Armisen has long been considered one of "Saturday Night Live's" most versatile performers, with his celebrity impersonations ranging from Barack Obama and Mahmoud Ahmadinejad to Steve Jobs and Prince. With Armisen poised to move on from "SNL" and IFC renewing its hit series "Portlandia" for two more seasons, the actor has arguably never been hotter.
While Armisen has appeared in several hit comedies since joining the sketch series including "Anchorman," "Easy A" and "The Dictator," he has never had the opportunity to anchor his own movie, though he'll soon reprise the role of Brainy in "The Smurfs 2," which Sony opens July 31.
Zwigoff, who hasn't directed a movie since 2006's "Art School Confidential," earned critical acclaim for his 1994 documentary "Crumb." He made his feature directorial debut with "Ghost World," which featured Scarlett Johansson in an early breakout role, and went on to direct cult favorite "Bad Santa," which grossed $60 million in the U.S. on a modest production budget.
Landay is no stranger to working with quirky filmmakers, having produced Spike Jonze's "Being John Malkovich," "Adaptation," "Where the Wild Things Are" and "Her," which stars Joaquin Phoenix, Amy Adams, Rooney Mara and Johansson.
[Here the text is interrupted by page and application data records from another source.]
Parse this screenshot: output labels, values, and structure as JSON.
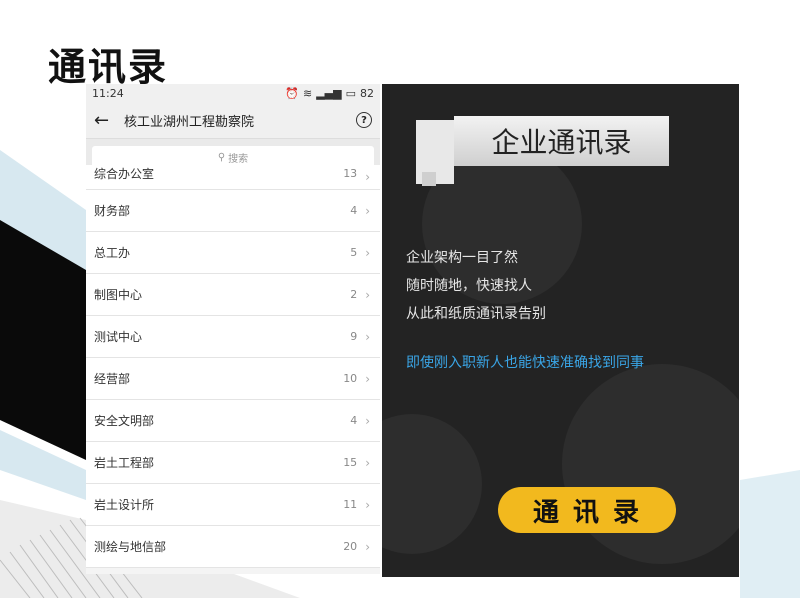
{
  "slide": {
    "title": "通讯录"
  },
  "phone": {
    "status": {
      "time": "11:24",
      "battery": "82"
    },
    "nav": {
      "title": "核工业湖州工程勘察院"
    },
    "search": {
      "placeholder": "搜索"
    },
    "departments": [
      {
        "name": "综合办公室",
        "count": "13"
      },
      {
        "name": "财务部",
        "count": "4"
      },
      {
        "name": "总工办",
        "count": "5"
      },
      {
        "name": "制图中心",
        "count": "2"
      },
      {
        "name": "测试中心",
        "count": "9"
      },
      {
        "name": "经营部",
        "count": "10"
      },
      {
        "name": "安全文明部",
        "count": "4"
      },
      {
        "name": "岩土工程部",
        "count": "15"
      },
      {
        "name": "岩土设计所",
        "count": "11"
      },
      {
        "name": "测绘与地信部",
        "count": "20"
      }
    ]
  },
  "promo": {
    "heading": "企业通讯录",
    "lines": [
      "企业架构一目了然",
      "随时随地，快速找人",
      "从此和纸质通讯录告别"
    ],
    "accent_line": "即使刚入职新人也能快速准确找到同事",
    "pill_label": "通讯录"
  },
  "colors": {
    "accent_blue": "#3aa5e6",
    "pill_yellow": "#f2b91e",
    "panel_dark": "#232323"
  }
}
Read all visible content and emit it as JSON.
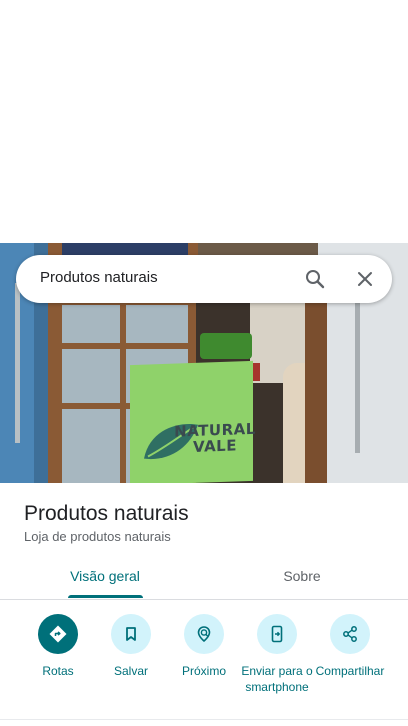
{
  "search": {
    "query": "Produtos naturais"
  },
  "place": {
    "name": "Produtos naturais",
    "category": "Loja de produtos naturais",
    "photo_sign_text": "NATURAL VALE"
  },
  "tabs": [
    {
      "label": "Visão geral",
      "active": true
    },
    {
      "label": "Sobre",
      "active": false
    }
  ],
  "actions": [
    {
      "label": "Rotas",
      "icon": "directions-icon"
    },
    {
      "label": "Salvar",
      "icon": "bookmark-icon"
    },
    {
      "label": "Próximo",
      "icon": "nearby-icon"
    },
    {
      "label": "Enviar para o smartphone",
      "icon": "send-to-phone-icon"
    },
    {
      "label": "Compartilhar",
      "icon": "share-icon"
    }
  ],
  "colors": {
    "accent": "#00707a",
    "action_bg": "#d2f3fb",
    "sign_green": "#8fd26a"
  }
}
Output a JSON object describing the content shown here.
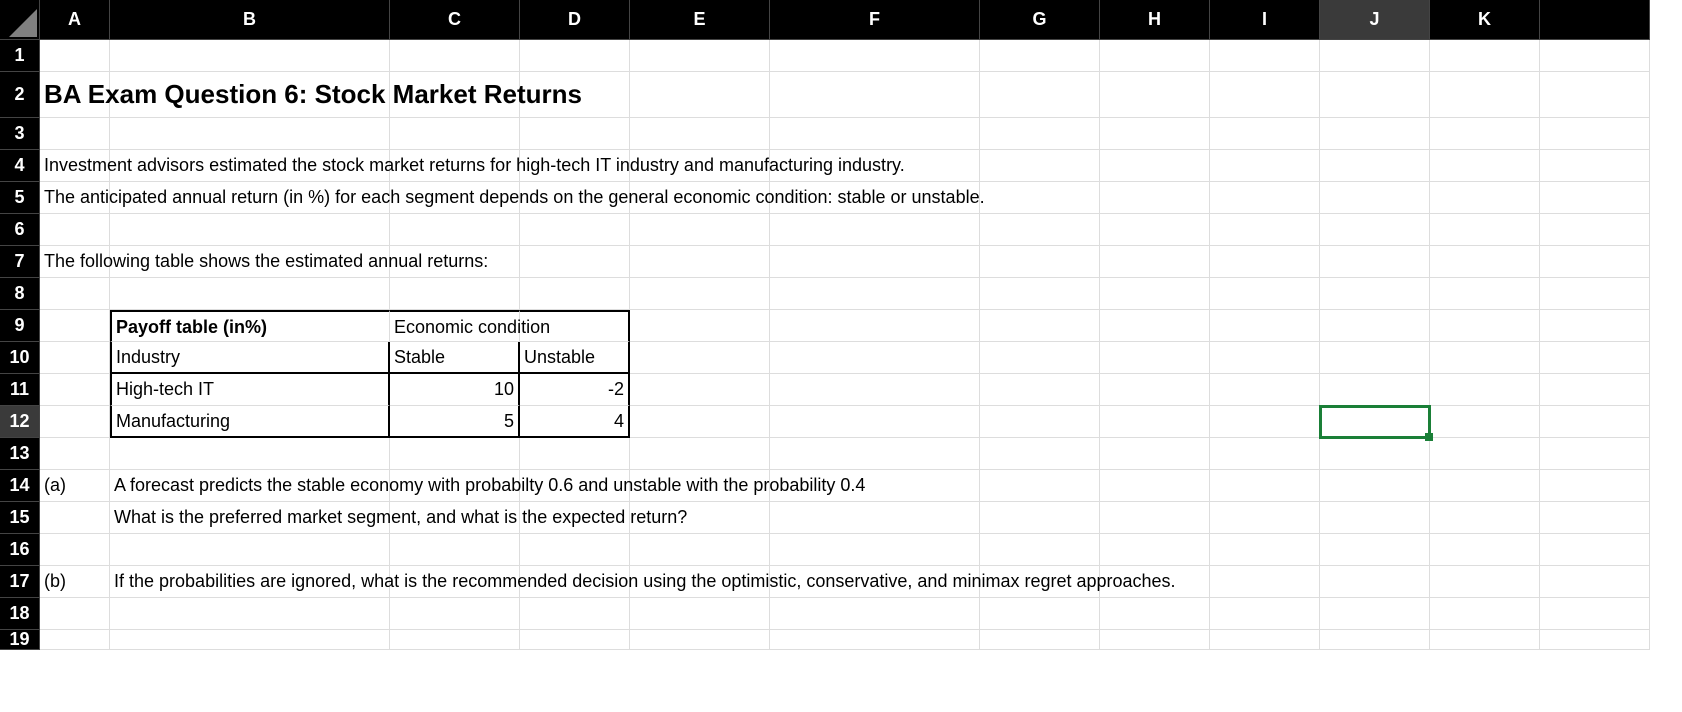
{
  "columns": [
    "A",
    "B",
    "C",
    "D",
    "E",
    "F",
    "G",
    "H",
    "I",
    "J",
    "K"
  ],
  "rows": [
    "1",
    "2",
    "3",
    "4",
    "5",
    "6",
    "7",
    "8",
    "9",
    "10",
    "11",
    "12",
    "13",
    "14",
    "15",
    "16",
    "17",
    "18",
    "19"
  ],
  "selected_column": "J",
  "selected_row": "12",
  "title": "BA Exam Question 6: Stock Market Returns",
  "text": {
    "line4": "Investment advisors estimated the stock market returns for high-tech IT industry and manufacturing industry.",
    "line5": "The anticipated annual return (in %) for each segment depends on the general economic condition: stable or unstable.",
    "line7": "The following table shows the estimated annual returns:",
    "q_a_label": "(a)",
    "q_a_1": "A forecast predicts the stable economy with probabilty 0.6 and unstable with the probability 0.4",
    "q_a_2": "What is the preferred market segment, and what is the expected return?",
    "q_b_label": "(b)",
    "q_b_1": "If the probabilities are ignored, what is the recommended decision using the optimistic, conservative, and minimax regret approaches."
  },
  "table": {
    "header_b9": "Payoff table (in%)",
    "header_c9": "Economic condition",
    "header_b10": "Industry",
    "header_c10": "Stable",
    "header_d10": "Unstable",
    "row1_label": "High-tech IT",
    "row1_stable": "10",
    "row1_unstable": "-2",
    "row2_label": "Manufacturing",
    "row2_stable": "5",
    "row2_unstable": "4"
  }
}
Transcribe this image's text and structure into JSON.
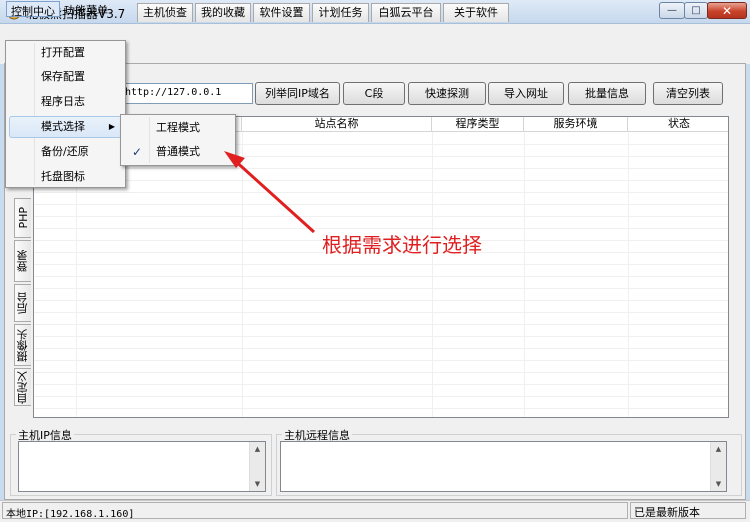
{
  "window": {
    "title": "北极熊扫描器V3.7",
    "minimize_glyph": "—",
    "maximize_glyph": "□",
    "close_glyph": "✕"
  },
  "menubar": {
    "items": [
      "控制中心",
      "功能菜单"
    ]
  },
  "tabs": [
    "主机侦查",
    "我的收藏",
    "软件设置",
    "计划任务",
    "白狐云平台",
    "关于软件"
  ],
  "toolbar": {
    "target_value": "http://127.0.0.1",
    "buttons": [
      "列举同IP域名",
      "C段",
      "快速探测",
      "导入网址",
      "批量信息",
      "清空列表"
    ]
  },
  "grid": {
    "columns": [
      "站点名称",
      "程序类型",
      "服务环境",
      "状态"
    ]
  },
  "side_tabs": [
    "PHP",
    "登录",
    "后台",
    "摄像头",
    "自定义"
  ],
  "control_menu": {
    "items": [
      "打开配置",
      "保存配置",
      "程序日志",
      "模式选择",
      "备份/还原",
      "托盘图标"
    ],
    "submenu_arrow": "▶"
  },
  "mode_submenu": {
    "items": [
      "工程模式",
      "普通模式"
    ],
    "checked_index": 1,
    "check_glyph": "✓"
  },
  "panels": {
    "ip_info_title": "主机IP信息",
    "process_info_title": "主机远程信息",
    "scroll_up": "▲",
    "scroll_down": "▼"
  },
  "status": {
    "local_ip": "本地IP:[192.168.1.160]",
    "version_status": "已是最新版本"
  },
  "annotation": {
    "text": "根据需求进行选择",
    "color": "#e02020"
  }
}
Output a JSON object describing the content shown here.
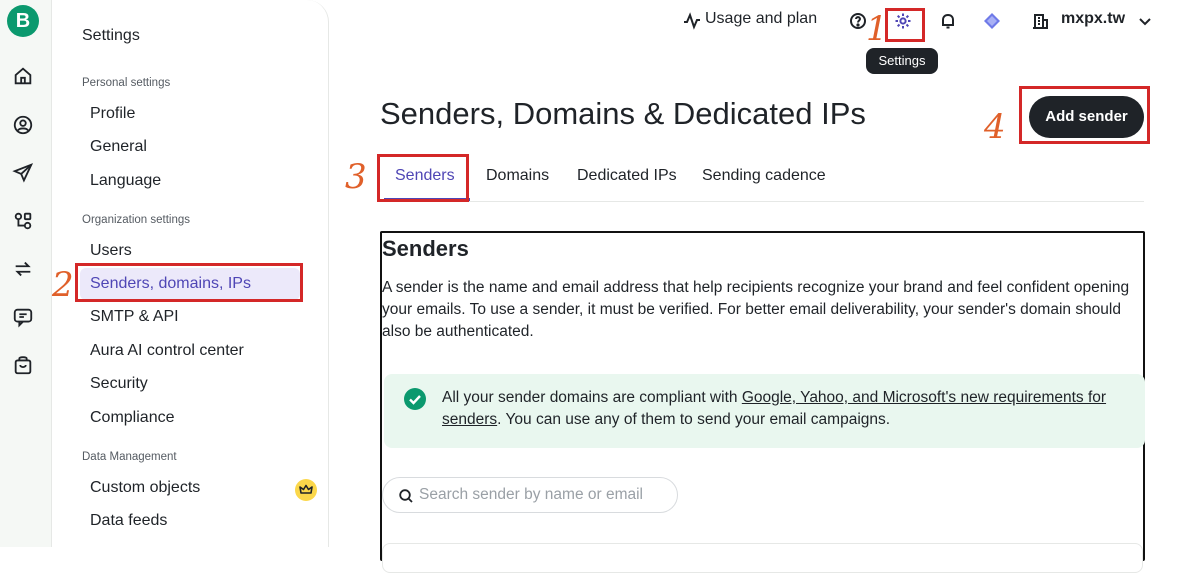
{
  "app": {
    "logo_letter": "B"
  },
  "rail": {
    "icons": [
      "home-icon",
      "contacts-icon",
      "campaigns-icon",
      "automations-icon",
      "transactional-icon",
      "conversations-icon",
      "sales-icon"
    ]
  },
  "sidebar": {
    "title": "Settings",
    "personal_heading": "Personal settings",
    "personal_items": [
      "Profile",
      "General",
      "Language"
    ],
    "org_heading": "Organization settings",
    "org_items": [
      "Users",
      "Senders, domains, IPs",
      "SMTP & API",
      "Aura AI control center",
      "Security",
      "Compliance"
    ],
    "data_heading": "Data Management",
    "data_items": [
      "Custom objects",
      "Data feeds"
    ],
    "active_item": "Senders, domains, IPs"
  },
  "topbar": {
    "usage_label": "Usage and plan",
    "account_name": "mxpx.tw",
    "settings_tooltip": "Settings"
  },
  "main": {
    "title": "Senders, Domains & Dedicated IPs",
    "add_button": "Add sender",
    "tabs": [
      "Senders",
      "Domains",
      "Dedicated IPs",
      "Sending cadence"
    ],
    "active_tab": "Senders",
    "card": {
      "title": "Senders",
      "description": "A sender is the name and email address that help recipients recognize your brand and feel confident opening your emails. To use a sender, it must be verified. For better email deliverability, your sender's domain should also be authenticated.",
      "banner_prefix": "All your sender domains are compliant with ",
      "banner_link": "Google, Yahoo, and Microsoft's new requirements for senders",
      "banner_suffix": ". You can use any of them to send your email campaigns.",
      "search_placeholder": "Search sender by name or email"
    }
  },
  "annotations": [
    "1",
    "2",
    "3",
    "4"
  ],
  "colors": {
    "accent": "#4f46b5",
    "brand": "#0b996e",
    "annotation": "#d42828"
  }
}
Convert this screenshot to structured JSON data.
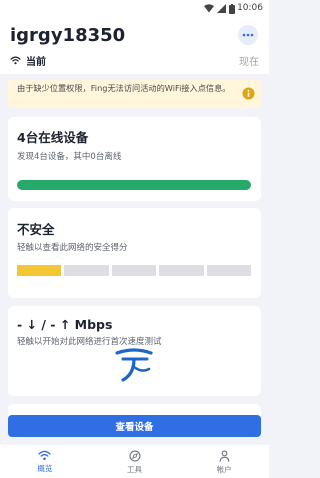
{
  "statusbar": {
    "time": "10:06",
    "icons": [
      "wifi-icon",
      "signal-icon",
      "battery-icon"
    ]
  },
  "header": {
    "title": "igrgy18350",
    "more_icon": "more-horizontal-icon",
    "network_icon": "wifi-icon",
    "network_label": "当前",
    "network_status": "现在"
  },
  "alert": {
    "text": "由于缺少位置权限，Fing无法访问活动的WiFi接入点信息。",
    "icon": "info-icon"
  },
  "cards": {
    "devices": {
      "title": "4台在线设备",
      "desc": "发现4台设备，其中0台离线",
      "online_fraction": 1.0,
      "bar_color": "#27a96b"
    },
    "security": {
      "title": "不安全",
      "desc": "轻触以查看此网络的安全得分",
      "segments_total": 5,
      "segments_active": 1,
      "active_color": "#f4c534"
    },
    "speed": {
      "title": "- ↓ / - ↑ Mbps",
      "desc": "轻触以开始对此网络进行首次速度测试",
      "provider_logo": "china-telecom-logo"
    }
  },
  "primary_button": {
    "label": "查看设备"
  },
  "bottom_nav": {
    "items": [
      {
        "label": "概览",
        "icon": "wifi-icon",
        "active": true
      },
      {
        "label": "工具",
        "icon": "compass-icon",
        "active": false
      },
      {
        "label": "帐户",
        "icon": "person-icon",
        "active": false
      }
    ]
  },
  "colors": {
    "accent": "#2f6fe3",
    "background": "#f1f3f8",
    "warning_bg": "#fff6dc"
  }
}
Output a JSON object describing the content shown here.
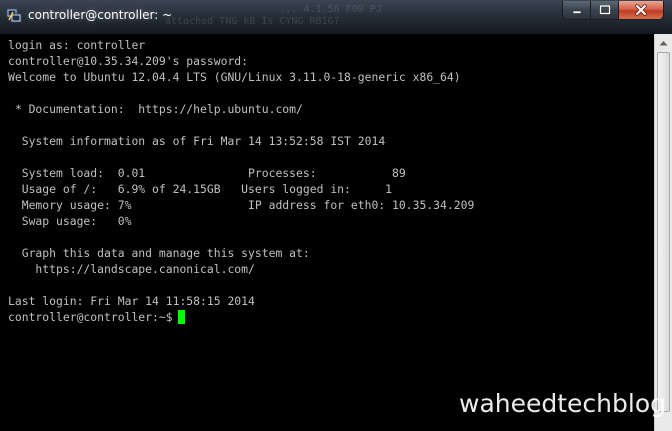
{
  "window": {
    "title": "controller@controller: ~",
    "app_icon": "putty-icon",
    "controls": {
      "minimize": "minimize-icon",
      "maximize": "maximize-icon",
      "close": "close-icon"
    }
  },
  "background_ghost": {
    "line1": "                   ... 4.1.56 F00 PJ",
    "line2": "attached TNG kB Is CYNG RB1G?"
  },
  "terminal": {
    "lines": [
      "login as: controller",
      "controller@10.35.34.209's password:",
      "Welcome to Ubuntu 12.04.4 LTS (GNU/Linux 3.11.0-18-generic x86_64)",
      "",
      " * Documentation:  https://help.ubuntu.com/",
      "",
      "  System information as of Fri Mar 14 13:52:58 IST 2014",
      "",
      "  System load:  0.01               Processes:           89",
      "  Usage of /:   6.9% of 24.15GB   Users logged in:     1",
      "  Memory usage: 7%                 IP address for eth0: 10.35.34.209",
      "  Swap usage:   0%",
      "",
      "  Graph this data and manage this system at:",
      "    https://landscape.canonical.com/",
      "",
      "Last login: Fri Mar 14 11:58:15 2014"
    ],
    "prompt": "controller@controller:~$",
    "cursor_color": "#00ff00",
    "text_color": "#c0c0c0",
    "background_color": "#000000"
  },
  "watermark": "waheedtechblog"
}
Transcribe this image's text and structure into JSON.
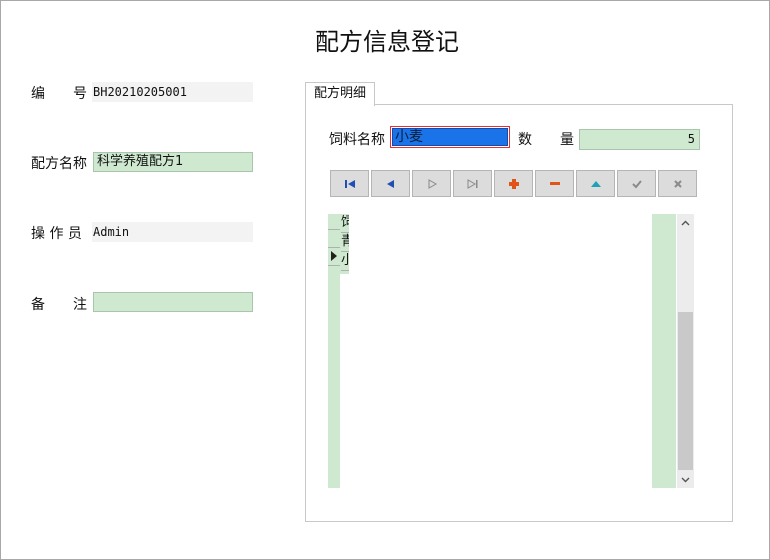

Warner Bros. will release "Her" in the heart of awards season on Nov. 20.
Armisen is represented by WME and Brillstein Entertainment Partners, while Zwigoff is repped by WME and attorney Warren Dern.